Masters programmes around the world offer a myriad of options for candidates seeking a post-graduate degree. In fact, the sheer number of Masters degree programmes in a given subject – many with indistinguishable programme names – could confuse even experts in that particular field. However, a close analysis of the degree programmes combined with careful self-analysis of your unique career goals and educational needs can place you in a programme that is just right for you.

Which Masters majors are right for you?

At this point in your life, you likely know in which subject area you wish to further your education, so it may seem like little research needs to be done. After all, a Masters in Economics would be the same around the globe, right? Wrong. Slight differences in curricula can mean big differences in covered skill sets, both between different schools and within the same school.

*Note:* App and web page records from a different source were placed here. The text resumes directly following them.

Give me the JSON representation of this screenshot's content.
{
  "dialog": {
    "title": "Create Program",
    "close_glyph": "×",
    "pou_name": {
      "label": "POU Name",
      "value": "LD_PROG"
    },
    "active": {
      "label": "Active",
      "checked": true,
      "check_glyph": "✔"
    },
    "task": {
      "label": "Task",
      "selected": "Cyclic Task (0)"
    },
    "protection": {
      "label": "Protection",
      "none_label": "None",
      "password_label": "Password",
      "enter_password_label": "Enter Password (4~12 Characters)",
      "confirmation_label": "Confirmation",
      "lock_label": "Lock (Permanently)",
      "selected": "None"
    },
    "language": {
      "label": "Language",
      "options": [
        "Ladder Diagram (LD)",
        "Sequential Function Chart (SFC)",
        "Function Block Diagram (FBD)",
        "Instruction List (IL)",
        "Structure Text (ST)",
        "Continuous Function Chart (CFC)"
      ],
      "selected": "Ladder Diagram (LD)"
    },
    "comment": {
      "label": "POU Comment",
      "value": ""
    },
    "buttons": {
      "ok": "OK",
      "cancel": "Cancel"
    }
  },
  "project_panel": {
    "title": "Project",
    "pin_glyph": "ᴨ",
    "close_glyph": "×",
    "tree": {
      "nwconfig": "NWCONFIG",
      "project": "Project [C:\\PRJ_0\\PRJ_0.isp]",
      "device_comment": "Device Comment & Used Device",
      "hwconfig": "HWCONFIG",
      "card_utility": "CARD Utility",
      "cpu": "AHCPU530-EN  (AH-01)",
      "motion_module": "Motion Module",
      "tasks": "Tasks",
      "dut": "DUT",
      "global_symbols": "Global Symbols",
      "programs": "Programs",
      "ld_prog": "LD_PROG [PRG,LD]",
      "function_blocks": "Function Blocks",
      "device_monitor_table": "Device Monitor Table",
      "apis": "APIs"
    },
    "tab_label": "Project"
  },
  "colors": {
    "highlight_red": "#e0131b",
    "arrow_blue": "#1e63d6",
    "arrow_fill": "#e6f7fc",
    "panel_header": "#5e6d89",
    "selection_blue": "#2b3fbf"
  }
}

When researching Masters majors, you want to narrow your focus as much as possible without narrowing your options. You may be considering a Masters in Economics, but what is it specifically that interests you about economics? Would you prefer to study economic effects on one particular business or global trends? Would you prefer a government job or are you more interested in private business? Do banking and currency issues interest you more than statistics and research?

For example, Lehigh University’s College of Business and Economics (US) offers a Masters in Economics, which seems straightforward enough, but how does that differ from their Masters in Analytical Finance? Only when you understand the nuances of a particular field can you make a judgement on what degrees would suit you best. Then the programme research begins.

Differences between schools

As mentioned, not all Masters degree programmes are the same, even if the names are. The curriculum established by the faculty and administration at one particular B-school or university may be quite different from another. Similar accreditation of programmes or schools can also be misleading as these are based on the standards of the agency or institution issuing the accreditation, not the standards of the programme or the school.

Read: The Difference between a Good Masters Choice and an Excellent One

Masters majors with the same name can also have vastly different electives from which to choose, even if the core skills covered by the programme are the same. One school may have several electives focused on the international applications of the topic at hand, and another school may only have one or none.

For example, Lehigh University offers two post-graduate economics degrees: a Masters in Economics and a Masters in Analytical Finance. How do those degrees differ from similarly named degree programmes at the Loughborough University School of Business and Economics (UK), which offers Masters degrees in Banking and Finance, Economics and Finance, and Economics and Business Strategy.

Differences within one school

One school’s programmes may be widely comprehensive or they may be uniquely specialised in an effort to add value to the degree. To take the economics example one step further, consider Maastricht University (Netherlands). It offers Masters degrees in Economics with concentrations in Social Economics, Public Economics, Managerial Economics, Global Innovation Economics, and European Economic Policy, Competition, and Regulation in addition to its degrees in Econometrics, Economic and Financial Research, Actuarial Science, and Mathematical Economics. In such a case, the best idea is to contact the school for specific, detailed information on the similarities and differences of all these programmes, and then consider your options carefully.

More to consider than just the degree

Differences between schools go beyond nomenclature and curriculum. You may be considering a Masters degree programme at one B-school and a similar programme at a comparable university, but there is so much more to consider. One may have a better career services department and a better job placement record that interests you far more than minor variations in curriculum. Or one may have a relationship with an internationally renowned corporation that allows for prestigious internships, or a study-abroad programme that affords you much better opportunities for exposure to other cultures.

Read: The Essential Guide to Choosing a Specialised Masters Programme

A combination of comprehensive self-analysis and thorough research will pay off if you consider the whole picture and not just a particular programme snapshot. The exercise may also enlighten you about specialised aspects of the field that you did not know existed, and that may change your career goals. Whatever your personal preferences, a diligent search can result in a Masters degree that offers you a lifetime of benefits, including long-term career satisfaction and personal fulfilment.